NASA has revealed the supersonic engine that will power its state-of-the-art aircraft for the purpose of gathering critical data that may open up a new era of supersonic flight.
The agency has taken delivery of its first General Electric F414-GE-100 engine for NASA’s X-59 QueSST (short for Quiet SuperSonic Technology), an experimental piloted aircraft designed to fly faster than sound, cruise at 55,000 feet yet generate significantly less noise than previous supersonic aircraft such as the SST or Concorde.
“Working with GE to make this engine available has been fantastic,” Raymond Castner, the propulsion lead for the X-59 at NASA’s Glenn Research Center in Cleveland said in a recent story on NASA’s web site. “They have been an invaluable partner in all of this We are very fortunate to have them as part of the team.”
Under the program contract, GE will provide two engines, with an option for a third, and is working closely with airframer Lockheed Martin on integration engineering activities and plans for shipment.

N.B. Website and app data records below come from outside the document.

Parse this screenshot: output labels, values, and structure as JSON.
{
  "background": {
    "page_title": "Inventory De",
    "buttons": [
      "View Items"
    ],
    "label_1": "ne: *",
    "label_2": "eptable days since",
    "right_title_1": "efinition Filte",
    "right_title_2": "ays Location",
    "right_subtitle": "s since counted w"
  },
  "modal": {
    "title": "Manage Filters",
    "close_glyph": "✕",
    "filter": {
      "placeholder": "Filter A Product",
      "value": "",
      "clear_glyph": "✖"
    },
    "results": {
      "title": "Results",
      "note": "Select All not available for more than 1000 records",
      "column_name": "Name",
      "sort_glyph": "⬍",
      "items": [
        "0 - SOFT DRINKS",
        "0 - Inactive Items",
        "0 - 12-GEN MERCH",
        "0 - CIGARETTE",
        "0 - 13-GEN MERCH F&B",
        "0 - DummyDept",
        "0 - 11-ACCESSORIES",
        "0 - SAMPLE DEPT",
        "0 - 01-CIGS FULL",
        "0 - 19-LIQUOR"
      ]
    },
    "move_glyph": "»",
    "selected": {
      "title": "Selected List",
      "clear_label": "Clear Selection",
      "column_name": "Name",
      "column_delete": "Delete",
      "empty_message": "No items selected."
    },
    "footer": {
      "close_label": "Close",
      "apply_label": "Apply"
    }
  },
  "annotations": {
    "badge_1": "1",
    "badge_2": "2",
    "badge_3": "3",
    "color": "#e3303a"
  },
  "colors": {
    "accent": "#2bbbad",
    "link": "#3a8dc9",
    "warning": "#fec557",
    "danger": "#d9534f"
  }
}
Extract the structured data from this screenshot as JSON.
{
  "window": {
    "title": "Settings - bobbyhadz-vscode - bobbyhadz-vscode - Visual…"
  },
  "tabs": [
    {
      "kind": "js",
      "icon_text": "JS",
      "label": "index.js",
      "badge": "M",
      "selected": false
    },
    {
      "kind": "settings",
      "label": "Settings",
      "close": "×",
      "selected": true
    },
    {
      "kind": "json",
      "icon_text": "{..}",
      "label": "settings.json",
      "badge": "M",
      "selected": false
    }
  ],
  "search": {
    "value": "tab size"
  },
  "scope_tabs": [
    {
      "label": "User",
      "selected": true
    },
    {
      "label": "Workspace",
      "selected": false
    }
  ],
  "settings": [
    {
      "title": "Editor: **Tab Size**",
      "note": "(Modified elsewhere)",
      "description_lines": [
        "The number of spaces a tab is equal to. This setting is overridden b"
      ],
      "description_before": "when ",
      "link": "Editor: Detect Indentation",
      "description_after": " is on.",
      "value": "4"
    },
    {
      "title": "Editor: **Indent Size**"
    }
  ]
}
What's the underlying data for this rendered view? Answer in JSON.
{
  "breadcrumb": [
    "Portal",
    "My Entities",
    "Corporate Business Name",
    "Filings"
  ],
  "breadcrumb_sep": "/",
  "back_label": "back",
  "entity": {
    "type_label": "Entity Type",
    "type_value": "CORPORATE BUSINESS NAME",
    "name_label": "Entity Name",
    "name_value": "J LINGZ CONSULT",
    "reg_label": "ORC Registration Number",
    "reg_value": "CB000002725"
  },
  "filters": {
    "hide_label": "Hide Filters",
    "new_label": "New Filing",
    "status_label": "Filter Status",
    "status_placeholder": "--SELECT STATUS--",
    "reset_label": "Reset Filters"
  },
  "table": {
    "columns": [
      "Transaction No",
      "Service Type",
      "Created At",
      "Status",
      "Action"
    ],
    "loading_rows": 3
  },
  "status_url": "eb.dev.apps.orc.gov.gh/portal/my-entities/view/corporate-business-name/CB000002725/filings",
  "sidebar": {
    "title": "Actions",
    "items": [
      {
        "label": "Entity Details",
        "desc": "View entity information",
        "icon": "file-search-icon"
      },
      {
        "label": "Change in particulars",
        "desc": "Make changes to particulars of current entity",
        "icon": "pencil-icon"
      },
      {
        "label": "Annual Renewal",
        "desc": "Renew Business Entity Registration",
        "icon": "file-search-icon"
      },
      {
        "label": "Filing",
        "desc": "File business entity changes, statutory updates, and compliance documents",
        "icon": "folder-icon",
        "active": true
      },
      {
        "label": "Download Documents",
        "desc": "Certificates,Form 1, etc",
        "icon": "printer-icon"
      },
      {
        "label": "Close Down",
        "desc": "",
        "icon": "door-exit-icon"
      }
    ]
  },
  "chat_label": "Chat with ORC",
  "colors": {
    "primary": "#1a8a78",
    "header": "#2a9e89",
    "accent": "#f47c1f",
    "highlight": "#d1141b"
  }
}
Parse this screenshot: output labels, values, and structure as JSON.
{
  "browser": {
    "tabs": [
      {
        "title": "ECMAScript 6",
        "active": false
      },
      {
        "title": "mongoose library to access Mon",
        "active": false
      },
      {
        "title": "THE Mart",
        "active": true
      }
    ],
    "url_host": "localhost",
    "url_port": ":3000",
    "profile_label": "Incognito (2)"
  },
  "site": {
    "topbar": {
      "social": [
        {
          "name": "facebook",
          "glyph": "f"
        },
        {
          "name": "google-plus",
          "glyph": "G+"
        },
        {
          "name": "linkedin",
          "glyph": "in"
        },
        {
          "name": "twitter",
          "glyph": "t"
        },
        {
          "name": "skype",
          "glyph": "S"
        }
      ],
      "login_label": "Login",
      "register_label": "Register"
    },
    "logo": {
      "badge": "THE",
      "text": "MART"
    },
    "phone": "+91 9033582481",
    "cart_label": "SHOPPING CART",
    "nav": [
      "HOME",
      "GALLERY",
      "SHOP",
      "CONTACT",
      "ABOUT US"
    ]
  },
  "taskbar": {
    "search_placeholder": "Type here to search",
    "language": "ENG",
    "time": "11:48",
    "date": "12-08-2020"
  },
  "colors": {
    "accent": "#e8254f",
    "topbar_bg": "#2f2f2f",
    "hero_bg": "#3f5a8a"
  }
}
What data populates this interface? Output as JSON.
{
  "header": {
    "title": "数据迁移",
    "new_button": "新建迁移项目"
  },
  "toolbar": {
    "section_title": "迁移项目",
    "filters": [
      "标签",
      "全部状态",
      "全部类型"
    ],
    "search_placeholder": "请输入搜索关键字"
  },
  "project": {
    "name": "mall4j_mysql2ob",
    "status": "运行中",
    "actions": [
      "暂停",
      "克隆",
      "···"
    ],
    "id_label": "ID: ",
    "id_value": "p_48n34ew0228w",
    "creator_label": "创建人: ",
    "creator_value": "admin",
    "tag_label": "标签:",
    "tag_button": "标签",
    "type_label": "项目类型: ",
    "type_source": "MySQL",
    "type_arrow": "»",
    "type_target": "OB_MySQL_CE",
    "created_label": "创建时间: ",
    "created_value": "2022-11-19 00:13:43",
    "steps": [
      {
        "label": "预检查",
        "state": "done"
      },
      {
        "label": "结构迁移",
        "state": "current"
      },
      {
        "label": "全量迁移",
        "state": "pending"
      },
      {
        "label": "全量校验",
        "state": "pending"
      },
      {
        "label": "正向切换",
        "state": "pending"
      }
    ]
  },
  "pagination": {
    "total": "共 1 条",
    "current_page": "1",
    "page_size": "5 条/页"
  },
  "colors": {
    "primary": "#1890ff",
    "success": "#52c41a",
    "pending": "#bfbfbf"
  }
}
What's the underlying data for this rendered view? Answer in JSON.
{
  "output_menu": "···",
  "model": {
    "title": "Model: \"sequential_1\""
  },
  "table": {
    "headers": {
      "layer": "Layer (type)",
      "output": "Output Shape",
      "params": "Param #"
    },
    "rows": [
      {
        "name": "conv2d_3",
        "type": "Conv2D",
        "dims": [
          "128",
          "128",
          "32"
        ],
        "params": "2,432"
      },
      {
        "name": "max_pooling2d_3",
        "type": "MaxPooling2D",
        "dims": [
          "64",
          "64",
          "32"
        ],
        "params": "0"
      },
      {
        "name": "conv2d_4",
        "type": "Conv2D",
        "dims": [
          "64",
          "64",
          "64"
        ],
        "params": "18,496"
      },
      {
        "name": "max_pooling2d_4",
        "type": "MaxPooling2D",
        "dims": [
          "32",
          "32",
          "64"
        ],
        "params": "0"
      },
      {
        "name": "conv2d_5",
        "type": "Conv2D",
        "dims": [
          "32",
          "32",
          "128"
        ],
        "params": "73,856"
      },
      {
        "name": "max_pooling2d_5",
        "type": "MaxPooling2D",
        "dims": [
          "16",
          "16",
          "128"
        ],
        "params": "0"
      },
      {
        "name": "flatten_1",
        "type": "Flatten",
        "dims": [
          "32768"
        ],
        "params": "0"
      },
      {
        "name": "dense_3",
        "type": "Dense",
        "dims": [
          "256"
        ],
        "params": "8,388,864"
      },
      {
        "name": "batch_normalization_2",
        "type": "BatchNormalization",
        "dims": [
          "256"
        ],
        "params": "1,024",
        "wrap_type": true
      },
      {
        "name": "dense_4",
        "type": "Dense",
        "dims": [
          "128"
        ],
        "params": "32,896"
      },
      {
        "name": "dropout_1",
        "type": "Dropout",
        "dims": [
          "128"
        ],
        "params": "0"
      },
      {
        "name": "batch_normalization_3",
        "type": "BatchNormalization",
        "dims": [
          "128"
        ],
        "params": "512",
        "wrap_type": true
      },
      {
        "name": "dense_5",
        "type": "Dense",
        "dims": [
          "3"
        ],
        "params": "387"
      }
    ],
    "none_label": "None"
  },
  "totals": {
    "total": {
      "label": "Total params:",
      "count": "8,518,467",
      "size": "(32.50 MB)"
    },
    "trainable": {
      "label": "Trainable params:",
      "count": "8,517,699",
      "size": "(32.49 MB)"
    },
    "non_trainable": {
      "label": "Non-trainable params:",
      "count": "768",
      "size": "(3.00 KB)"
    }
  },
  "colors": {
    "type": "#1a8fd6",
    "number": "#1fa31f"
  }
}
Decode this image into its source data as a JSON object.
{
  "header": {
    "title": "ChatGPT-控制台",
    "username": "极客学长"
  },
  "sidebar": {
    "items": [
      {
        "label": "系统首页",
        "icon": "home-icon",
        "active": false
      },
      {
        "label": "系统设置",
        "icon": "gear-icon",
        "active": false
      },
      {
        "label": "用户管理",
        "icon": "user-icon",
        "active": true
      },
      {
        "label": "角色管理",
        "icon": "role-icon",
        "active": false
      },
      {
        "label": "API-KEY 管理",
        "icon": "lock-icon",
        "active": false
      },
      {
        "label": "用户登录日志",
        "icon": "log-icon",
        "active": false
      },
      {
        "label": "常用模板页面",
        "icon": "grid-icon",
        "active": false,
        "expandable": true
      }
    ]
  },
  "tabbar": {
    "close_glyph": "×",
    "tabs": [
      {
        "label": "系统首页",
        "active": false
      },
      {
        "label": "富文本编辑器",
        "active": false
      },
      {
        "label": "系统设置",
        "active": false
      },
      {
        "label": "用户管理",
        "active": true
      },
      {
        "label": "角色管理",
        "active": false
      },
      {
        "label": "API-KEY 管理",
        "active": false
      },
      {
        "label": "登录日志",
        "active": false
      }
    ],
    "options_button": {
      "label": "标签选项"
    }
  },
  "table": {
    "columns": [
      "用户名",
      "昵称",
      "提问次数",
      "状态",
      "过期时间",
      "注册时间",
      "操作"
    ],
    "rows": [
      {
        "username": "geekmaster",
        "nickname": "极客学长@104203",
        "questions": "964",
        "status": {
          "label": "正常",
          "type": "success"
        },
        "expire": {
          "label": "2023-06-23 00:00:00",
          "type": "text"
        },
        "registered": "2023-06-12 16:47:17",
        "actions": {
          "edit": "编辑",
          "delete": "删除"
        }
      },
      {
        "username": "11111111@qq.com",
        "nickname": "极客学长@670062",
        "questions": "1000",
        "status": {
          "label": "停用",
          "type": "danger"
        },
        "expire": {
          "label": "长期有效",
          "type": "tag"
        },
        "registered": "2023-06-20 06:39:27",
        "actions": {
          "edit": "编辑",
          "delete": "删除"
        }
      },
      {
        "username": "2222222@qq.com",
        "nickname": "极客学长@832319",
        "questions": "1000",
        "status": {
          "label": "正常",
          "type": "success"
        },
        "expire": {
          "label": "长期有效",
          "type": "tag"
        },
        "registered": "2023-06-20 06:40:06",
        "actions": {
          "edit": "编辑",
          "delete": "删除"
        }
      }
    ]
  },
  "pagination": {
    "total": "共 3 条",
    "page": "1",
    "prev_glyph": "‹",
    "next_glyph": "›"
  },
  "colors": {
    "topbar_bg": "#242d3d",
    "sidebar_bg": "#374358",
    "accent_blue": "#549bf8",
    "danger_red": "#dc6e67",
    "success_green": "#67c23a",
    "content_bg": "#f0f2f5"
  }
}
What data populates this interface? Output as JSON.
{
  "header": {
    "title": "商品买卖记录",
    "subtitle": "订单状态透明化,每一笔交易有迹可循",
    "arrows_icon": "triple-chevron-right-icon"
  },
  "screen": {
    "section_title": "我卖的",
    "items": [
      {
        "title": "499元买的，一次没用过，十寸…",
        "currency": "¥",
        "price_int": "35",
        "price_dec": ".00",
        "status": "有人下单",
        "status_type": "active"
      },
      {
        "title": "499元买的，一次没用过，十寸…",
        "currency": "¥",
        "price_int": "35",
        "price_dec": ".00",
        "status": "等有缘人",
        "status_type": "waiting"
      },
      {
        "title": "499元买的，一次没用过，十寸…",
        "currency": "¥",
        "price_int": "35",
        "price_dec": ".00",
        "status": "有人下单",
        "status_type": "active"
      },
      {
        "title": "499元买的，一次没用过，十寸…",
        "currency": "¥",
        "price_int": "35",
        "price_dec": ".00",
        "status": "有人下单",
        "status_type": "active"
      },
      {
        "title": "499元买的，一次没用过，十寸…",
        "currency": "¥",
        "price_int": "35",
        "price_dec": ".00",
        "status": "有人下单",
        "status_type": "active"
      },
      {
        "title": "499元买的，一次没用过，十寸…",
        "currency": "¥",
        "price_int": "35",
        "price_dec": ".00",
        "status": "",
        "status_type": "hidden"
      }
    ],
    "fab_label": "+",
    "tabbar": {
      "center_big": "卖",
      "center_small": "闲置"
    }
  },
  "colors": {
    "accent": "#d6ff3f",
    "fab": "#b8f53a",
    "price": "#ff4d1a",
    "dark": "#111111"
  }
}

The X-59 QueSST was chosen by Popular Science in 2019 as one of the top 100 greatest technology innovations of 2019. NASA selected the F414, a GE fighter-jet powerplant, and the business developed a new single-engine variant dubbed the F414-GE-100. The engine will provide its traditional 22,000 pounds of thrust while also integrating single-engine safety features. At the end of 2019, the Lynn-based team completed acceptance testing of the first F414-100. NASA chief engineer Jay Brandon also visited the site to witness the FETT (First Engine To Test) and speak to employees.
“This is a unique program overall and certainly a new platform for the F414,” said Dave Prescott, GE Aviation Program Manager. “We’re leveraging the proven performance of the engine and allowing it to showcase its versatility.”
Lockheed Martin completed its Critical Design Review (CDR) last year, a major project milestone that accelerates the evolution from paper concept to an airplane ready to roll out of the factory. “The CDR showed us the design was mature enough to continue into the next phase and essentially finish the assembly,” said Craig Nickol, NASA’s project manager for the X-59.
Next year, NASA and Lockheed Martin will perform flight tests to validate operational safety, quiet supersonic technology and robust aircraft performance.
That data used will be passed on to the Federal Aviation Administration (FAA) and international regulators and potentially prompt them to rewrite the rules so that supersonic flight over land is regulated based on noise levels and not the arbitrary speed of Mach 1.
In 2023, NASA will begin community response studies and data collection by flying over several U.S. cities, verifying and validating community responses to the sonic thump. The data gathered will be delivered to the FAA and international regulators for their use in considering new sound-based rules regarding supersonic flight over land, enabling new commercial markets.